Not to worry, once Goldman is sorted out, the U.S. will be bailing out Greece. Remember the Azores.

Posted by alan10 | Report as abusive

The trillions figure was right–the number has nothing to do with the size of the economies involved, but also involves a variety of highly leveraged derivative contracts (credit default swaps, interest rate swaps, etc). Greece manipulated its deficit numbers back in 2002, or they couldn’t have met the requirements for joining the Eurozone, and have consistently manipulated them since then. As anyone who has spent much time in Greece will tell you, it is a very beautiful country with an economy built on patronage positions, in and out of government. Those are in jeopardy with the economic reforms demanded, and are not going to happen. You have already seem the response from the public service unions–and they are only just getting going. Greece has little industrial production and depends heavily on tourism. I can tell you that travel from the U.S. became much more expensive when they went to the Euro. Leaving the Euro would have the advantage that they could inflate their way out of the problem as England and the U.S. are doing. But that can only happen when you have control over your own currency–something Roubini has argued for years (correctly, I think). The Argentina solution would be fine if Greece didn’t need to go to the credit markets, hat in hand, on into the future.

Posted by ggadams | Report as abusive

Let’s get to the bottom line. Greece is a total welfare state and no one wants to produce. Until they ditch their dead-end social welfare handouts, the situation will never change.

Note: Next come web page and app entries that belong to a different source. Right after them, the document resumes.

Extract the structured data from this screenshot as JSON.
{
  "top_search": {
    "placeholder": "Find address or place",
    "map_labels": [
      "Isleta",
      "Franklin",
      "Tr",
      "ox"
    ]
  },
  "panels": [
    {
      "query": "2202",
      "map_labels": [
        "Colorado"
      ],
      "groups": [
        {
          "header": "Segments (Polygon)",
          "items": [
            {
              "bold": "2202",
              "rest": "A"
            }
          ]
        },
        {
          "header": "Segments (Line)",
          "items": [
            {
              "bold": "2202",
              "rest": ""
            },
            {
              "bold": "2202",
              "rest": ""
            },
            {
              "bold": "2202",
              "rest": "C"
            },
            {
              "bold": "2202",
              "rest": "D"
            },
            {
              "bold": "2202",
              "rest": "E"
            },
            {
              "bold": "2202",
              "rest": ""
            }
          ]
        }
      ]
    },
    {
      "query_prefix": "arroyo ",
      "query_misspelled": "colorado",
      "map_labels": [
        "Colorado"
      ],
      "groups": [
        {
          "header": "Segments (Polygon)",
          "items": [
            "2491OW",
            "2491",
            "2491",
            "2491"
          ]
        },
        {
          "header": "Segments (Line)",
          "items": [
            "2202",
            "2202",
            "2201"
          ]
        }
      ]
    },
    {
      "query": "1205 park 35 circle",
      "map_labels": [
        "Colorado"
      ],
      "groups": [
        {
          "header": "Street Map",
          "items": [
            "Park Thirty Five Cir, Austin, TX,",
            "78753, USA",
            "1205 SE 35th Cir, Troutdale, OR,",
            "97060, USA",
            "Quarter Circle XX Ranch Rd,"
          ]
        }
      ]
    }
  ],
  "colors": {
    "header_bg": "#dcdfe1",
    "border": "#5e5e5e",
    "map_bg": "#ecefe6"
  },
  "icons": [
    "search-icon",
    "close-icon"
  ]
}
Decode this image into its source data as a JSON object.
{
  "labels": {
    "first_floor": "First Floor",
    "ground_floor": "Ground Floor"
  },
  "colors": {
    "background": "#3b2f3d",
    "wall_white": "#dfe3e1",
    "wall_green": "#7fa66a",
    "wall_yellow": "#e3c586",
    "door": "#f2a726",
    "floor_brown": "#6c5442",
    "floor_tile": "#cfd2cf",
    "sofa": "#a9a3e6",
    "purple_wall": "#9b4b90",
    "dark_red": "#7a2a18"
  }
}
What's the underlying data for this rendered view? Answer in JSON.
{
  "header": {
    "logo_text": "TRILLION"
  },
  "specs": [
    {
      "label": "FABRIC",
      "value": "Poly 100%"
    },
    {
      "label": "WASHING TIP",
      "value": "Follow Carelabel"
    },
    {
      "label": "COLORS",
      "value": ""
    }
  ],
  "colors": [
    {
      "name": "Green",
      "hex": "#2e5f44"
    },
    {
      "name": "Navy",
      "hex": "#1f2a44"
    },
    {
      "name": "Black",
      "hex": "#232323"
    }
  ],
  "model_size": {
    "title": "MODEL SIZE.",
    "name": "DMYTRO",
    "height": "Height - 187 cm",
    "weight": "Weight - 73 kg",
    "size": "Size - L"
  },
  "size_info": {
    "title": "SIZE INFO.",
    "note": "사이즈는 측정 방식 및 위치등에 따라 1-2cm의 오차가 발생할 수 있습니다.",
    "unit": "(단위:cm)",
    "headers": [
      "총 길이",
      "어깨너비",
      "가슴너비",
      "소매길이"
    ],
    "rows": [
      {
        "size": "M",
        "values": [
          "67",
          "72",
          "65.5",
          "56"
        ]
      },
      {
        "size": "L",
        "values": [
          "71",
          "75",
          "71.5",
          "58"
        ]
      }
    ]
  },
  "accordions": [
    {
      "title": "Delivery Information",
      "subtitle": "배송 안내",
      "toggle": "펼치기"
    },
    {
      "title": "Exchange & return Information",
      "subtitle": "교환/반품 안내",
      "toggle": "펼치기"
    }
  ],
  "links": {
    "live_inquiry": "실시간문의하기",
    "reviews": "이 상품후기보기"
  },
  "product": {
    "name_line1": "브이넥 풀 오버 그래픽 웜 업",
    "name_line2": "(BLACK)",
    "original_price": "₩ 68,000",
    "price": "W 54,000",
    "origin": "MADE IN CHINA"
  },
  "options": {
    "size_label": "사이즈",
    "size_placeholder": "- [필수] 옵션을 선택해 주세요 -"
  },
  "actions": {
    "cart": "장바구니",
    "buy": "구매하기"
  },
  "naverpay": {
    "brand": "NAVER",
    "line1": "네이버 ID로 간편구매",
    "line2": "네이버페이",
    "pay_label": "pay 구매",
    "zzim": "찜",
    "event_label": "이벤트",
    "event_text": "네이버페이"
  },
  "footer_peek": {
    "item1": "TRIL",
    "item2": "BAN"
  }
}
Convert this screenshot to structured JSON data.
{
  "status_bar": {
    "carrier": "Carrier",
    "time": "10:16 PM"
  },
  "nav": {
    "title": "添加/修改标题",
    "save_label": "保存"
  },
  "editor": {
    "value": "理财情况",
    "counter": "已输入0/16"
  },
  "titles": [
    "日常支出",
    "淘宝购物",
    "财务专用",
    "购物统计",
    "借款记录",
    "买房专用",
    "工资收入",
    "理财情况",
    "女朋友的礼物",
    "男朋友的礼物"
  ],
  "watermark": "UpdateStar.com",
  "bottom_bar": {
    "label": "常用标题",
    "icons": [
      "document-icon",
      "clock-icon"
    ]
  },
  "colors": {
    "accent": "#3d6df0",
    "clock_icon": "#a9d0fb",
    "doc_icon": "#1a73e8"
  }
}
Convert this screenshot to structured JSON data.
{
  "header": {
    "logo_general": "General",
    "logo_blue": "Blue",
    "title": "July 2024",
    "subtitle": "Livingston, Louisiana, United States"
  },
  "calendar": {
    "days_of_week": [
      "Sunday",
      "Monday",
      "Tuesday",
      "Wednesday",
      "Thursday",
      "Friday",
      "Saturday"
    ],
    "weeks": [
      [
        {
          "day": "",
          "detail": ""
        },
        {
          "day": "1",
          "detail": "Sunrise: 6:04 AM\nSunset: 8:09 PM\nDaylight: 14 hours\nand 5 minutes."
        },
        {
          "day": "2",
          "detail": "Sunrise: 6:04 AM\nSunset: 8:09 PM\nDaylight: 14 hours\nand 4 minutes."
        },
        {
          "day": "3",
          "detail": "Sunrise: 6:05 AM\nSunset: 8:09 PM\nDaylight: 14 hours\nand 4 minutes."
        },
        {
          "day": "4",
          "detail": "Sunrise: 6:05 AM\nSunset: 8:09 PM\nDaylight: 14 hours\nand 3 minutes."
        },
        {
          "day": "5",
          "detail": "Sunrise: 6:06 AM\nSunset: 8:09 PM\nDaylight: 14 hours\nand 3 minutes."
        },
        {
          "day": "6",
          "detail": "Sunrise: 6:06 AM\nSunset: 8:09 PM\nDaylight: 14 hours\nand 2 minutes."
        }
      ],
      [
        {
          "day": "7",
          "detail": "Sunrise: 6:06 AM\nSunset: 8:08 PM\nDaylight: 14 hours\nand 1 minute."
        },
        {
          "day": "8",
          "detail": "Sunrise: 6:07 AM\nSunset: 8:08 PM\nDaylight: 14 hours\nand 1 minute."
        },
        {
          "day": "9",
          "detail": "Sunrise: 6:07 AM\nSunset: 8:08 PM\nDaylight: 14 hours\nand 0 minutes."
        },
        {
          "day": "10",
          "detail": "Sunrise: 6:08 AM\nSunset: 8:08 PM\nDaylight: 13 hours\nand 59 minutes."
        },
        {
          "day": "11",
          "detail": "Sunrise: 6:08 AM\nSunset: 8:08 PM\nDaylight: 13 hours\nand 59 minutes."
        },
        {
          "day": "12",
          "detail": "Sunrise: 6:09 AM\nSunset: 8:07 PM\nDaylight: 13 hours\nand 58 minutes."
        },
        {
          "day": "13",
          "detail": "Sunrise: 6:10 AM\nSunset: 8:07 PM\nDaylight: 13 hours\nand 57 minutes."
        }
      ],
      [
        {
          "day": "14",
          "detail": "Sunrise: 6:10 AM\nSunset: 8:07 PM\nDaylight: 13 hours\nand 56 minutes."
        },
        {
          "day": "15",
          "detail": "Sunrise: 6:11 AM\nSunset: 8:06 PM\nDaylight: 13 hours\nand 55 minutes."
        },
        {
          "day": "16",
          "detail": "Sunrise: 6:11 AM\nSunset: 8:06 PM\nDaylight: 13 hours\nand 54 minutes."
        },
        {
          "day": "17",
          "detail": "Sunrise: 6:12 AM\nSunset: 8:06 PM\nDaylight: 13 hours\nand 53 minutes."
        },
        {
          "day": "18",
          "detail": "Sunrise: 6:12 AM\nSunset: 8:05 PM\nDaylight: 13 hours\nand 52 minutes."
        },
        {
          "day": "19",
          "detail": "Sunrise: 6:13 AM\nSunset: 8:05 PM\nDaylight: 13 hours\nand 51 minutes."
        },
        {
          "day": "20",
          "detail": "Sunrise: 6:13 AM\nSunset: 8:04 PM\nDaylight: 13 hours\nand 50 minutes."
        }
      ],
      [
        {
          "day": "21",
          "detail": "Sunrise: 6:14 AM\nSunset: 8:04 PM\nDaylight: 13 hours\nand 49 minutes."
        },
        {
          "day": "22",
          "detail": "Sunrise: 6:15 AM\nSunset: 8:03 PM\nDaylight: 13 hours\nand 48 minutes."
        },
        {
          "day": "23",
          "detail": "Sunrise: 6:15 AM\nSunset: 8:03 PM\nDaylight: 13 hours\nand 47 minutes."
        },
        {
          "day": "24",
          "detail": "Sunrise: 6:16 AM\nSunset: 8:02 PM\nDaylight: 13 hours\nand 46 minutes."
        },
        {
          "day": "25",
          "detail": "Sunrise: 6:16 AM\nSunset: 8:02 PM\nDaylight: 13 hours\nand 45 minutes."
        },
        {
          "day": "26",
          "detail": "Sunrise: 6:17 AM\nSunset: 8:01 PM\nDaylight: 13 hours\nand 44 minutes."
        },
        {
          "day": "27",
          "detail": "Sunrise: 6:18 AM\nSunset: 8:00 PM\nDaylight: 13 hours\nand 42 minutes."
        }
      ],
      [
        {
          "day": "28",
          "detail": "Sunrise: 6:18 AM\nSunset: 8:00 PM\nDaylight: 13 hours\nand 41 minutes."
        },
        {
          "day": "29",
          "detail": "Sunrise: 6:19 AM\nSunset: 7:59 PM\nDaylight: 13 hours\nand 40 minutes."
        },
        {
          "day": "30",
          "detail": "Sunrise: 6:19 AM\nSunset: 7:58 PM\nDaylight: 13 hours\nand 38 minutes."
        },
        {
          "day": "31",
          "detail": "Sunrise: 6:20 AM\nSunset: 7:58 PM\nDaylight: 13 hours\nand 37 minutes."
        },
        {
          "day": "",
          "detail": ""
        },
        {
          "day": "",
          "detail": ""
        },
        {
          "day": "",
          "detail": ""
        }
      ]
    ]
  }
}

Posted by Mitchskan | Report as abusive

The Goldman situation is going to run along site Greece and well the comment above about getting rid of the welfare handouts in Greece is a reality.

I just was not certain if they were referring to Greece or our newest US Democratic Presidential welfare state push which is just starting to crumble.

Posted by EKirkhuff | Report as abusive

When money is created out of nothing but thin air it has no real value. It isn’t backed by goods or gold,just debt It is just pixels on a screen. The only people worried out this are the people with pixel money. The rest of us poor folks will muddle through whatever happens. I’d like to see the entire house of cards collapse and have the vapor money billionaires join the ranks of the working poor.
Aimlow Joe

Posted by rcheeseman | Report as abusive

You are right, debt is relative.

The only one who has an ‘effective haircut’ around here is James Saft.

Rating agencies should be put on the red carpet for antitrust practices and not played off against each other. Who owns these guys ?

Posted by Ghandiolfini | Report as abusive

The euro is toast. If Greece had the Drachma, this problem would be local

Posted by STORYBURNcom_0 | Report as abusive

If only they’d taken a leaf out of Goldman’s parchment and insured themselves with AIG, the Greeks could be bathing naked in hot tubs full of Eurodollars.

Posted by HBC | Report as abusive

Well said, Felix.

Posted by DavidMerkel | Report as abusive

Why do we run deficits AT ALL? Don’t we have some of the best-educated workers, and (at least in Northern and Eastern Europe) some of the most flexible and hardest-working?

Don’t we have great natural resources here? North Sea oil and gas… Good quality coal and metal ores…

Why on EARTH are we running at a DEFICIT?

Posted by compsci | Report as abusive